Disaster-modeling company Risk Management Solutions Inc. has begun telling clients that Sandy caused an estimated $20 billion to $25 billion in insured losses when it struck the most densely populated part of the country two weeks ago.
That is higher than earlier estimates from Risk Management Solutions' two main competitors, AIR Worldwide and Eqecat, and would mark Sandy as second only to 2005's Hurricane Katrina for insured losses.
Eqecat predicted on Nov. 2 that the insurance industry is likely to pay out between $10 billion and $20 billion.
Insurance industry executives, Wall Street analysts and ratings companies have been saying the insurance industry should have no trouble digesting the costs of the devastating storm. While the potential price tag keeps climbing, Moody's Investors Service has said it would take about $50 billion in losses before most insurers began to feel a significant bite.
Estimates from Eqecat and other disaster-modeling firms are tracked closely by the insurance industry for the early indications they give on the likely costs of major disasters. The insurers themselves likely won't have a full understanding of the true costs of the storm for weeks or months.

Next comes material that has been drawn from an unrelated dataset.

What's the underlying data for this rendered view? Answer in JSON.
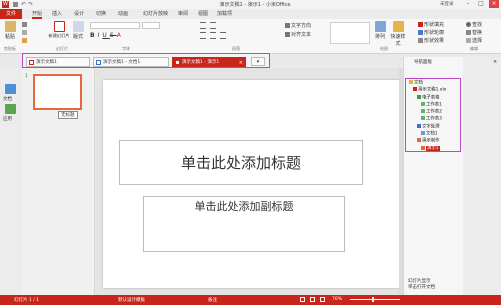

A spokeswoman for RMS confirmed the number, and added that the company hadn't released the figure publicly because it is in the process of "working with our clients to help them to determine the impact of Sandy."